We hear so much about the 1 in 8 women who will get breast cancer in their lifetimes. That 12% number looms large in many women’s minds. Fear of getting breast cancer paralyzes these women. In some cases, their chances of getting breast cancer are greater than average because of family history or lifestyle issues, but, even so, most women do not get breast cancer, even those with some risk factors. More women die of heart disease than all types of cancer combined.
So the folks like my mother who are not affected by breast cancer . . . wait, not affected by breast cancer? You must be kidding!
My mother’s younger sister Thelma died of breast cancer in her mid-seventies. My mother worried about Thelma at the time of her original diagnosis. For about seven years she appeared to be just fine. Then the cancer came back, and this time it had spread. In March of 1998, when my mother attended Thelma’s funeral, she couldn’t know that in just a few weeks, I would be calling to tell her that I had breast cancer too.

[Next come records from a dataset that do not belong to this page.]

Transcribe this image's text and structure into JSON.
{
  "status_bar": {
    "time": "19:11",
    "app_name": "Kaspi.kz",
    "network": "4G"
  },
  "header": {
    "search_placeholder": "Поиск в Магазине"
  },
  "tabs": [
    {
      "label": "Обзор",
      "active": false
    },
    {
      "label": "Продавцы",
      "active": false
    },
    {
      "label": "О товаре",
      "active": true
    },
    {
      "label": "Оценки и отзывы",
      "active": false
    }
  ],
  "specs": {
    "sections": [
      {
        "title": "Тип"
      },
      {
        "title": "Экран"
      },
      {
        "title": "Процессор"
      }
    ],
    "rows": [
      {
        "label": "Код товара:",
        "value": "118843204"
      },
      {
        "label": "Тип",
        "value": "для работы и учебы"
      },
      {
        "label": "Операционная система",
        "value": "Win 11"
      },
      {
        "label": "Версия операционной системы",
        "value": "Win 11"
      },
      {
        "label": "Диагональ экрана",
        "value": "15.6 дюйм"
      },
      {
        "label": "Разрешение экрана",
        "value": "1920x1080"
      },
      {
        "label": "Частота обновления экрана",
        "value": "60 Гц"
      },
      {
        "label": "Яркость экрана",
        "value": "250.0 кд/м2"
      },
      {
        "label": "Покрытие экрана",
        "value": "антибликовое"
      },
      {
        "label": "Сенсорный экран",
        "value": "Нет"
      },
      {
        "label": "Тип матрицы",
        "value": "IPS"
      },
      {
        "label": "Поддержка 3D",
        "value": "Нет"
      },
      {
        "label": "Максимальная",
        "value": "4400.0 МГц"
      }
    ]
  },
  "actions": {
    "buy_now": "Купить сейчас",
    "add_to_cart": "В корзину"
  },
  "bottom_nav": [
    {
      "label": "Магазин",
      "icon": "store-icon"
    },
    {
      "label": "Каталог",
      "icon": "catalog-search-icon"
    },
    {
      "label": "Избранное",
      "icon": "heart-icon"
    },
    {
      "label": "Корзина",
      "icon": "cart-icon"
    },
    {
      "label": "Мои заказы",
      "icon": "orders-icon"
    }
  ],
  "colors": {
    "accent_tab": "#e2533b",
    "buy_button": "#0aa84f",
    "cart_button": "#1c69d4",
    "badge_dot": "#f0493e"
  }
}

My mother, always a believer in the power of positive thinking, didn’t mention her dead sister when I called. She began a litany of the women she knew who had beat breast cancer. “Did you know that Buddy had breast cancer years ago? She had surgery, and she has been fine ever since,” she said as she began the list of her friends with a breast cancer history. In most of these cases, I hadn’t known. Breast cancer is not a disease that women of my mother’s generation talked about openly until recently.
It is easy to think that all the men and women who will never get breast cancer in their lifetimes are not affected by the disease. But everyone of the 12% who does get it has sisters, mothers, and friends. In her lifetime, my mother had to be the supportive friend. She experienced the grief of losing a younger sister. She prayed for her child whose aggressive breast cancer would affect the rest of her life. My mother was relentlessly upbeat with me during my treatment, but years later when she saw me with my arm bandaged to control my lymphedema, she burst into tears. “I can’t stand that you are are still suffering,” she said, and, of course, I couldn’t stand that the side effects of my illness made her cry.
The cost of breast cancer ripples through our society in medical expenses, in lost productivity, in tears shed over those we love. The 88% suffer along with their sisters. We cry for our losses even as we give thanks for long lives that escape the physical ravages of cancer.